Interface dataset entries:
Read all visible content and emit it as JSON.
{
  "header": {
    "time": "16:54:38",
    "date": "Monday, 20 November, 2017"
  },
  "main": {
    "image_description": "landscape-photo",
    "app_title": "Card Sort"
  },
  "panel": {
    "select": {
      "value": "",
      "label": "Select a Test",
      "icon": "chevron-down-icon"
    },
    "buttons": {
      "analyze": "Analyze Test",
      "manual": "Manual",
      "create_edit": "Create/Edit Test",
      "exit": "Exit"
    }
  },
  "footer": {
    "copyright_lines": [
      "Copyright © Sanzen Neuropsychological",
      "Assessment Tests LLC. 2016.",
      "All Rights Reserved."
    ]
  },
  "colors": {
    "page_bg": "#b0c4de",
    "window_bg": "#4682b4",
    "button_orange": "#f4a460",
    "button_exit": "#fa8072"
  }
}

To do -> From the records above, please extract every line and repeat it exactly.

Your solution ->
Read all visible content and emit it as JSON.
{
  "header": {
    "time": "16:54:38",
    "date": "Monday, 20 November, 2017"
  },
  "main": {
    "image_description": "landscape-photo",
    "app_title": "Card Sort"
  },
  "panel": {
    "select": {
      "value": "",
      "label": "Select a Test",
      "icon": "chevron-down-icon"
    },
    "buttons": {
      "analyze": "Analyze Test",
      "manual": "Manual",
      "create_edit": "Create/Edit Test",
      "exit": "Exit"
    }
  },
  "footer": {
    "copyright_lines": [
      "Copyright © Sanzen Neuropsychological",
      "Assessment Tests LLC. 2016.",
      "All Rights Reserved."
    ]
  },
  "colors": {
    "page_bg": "#b0c4de",
    "window_bg": "#4682b4",
    "button_orange": "#f4a460",
    "button_exit": "#fa8072"
  }
}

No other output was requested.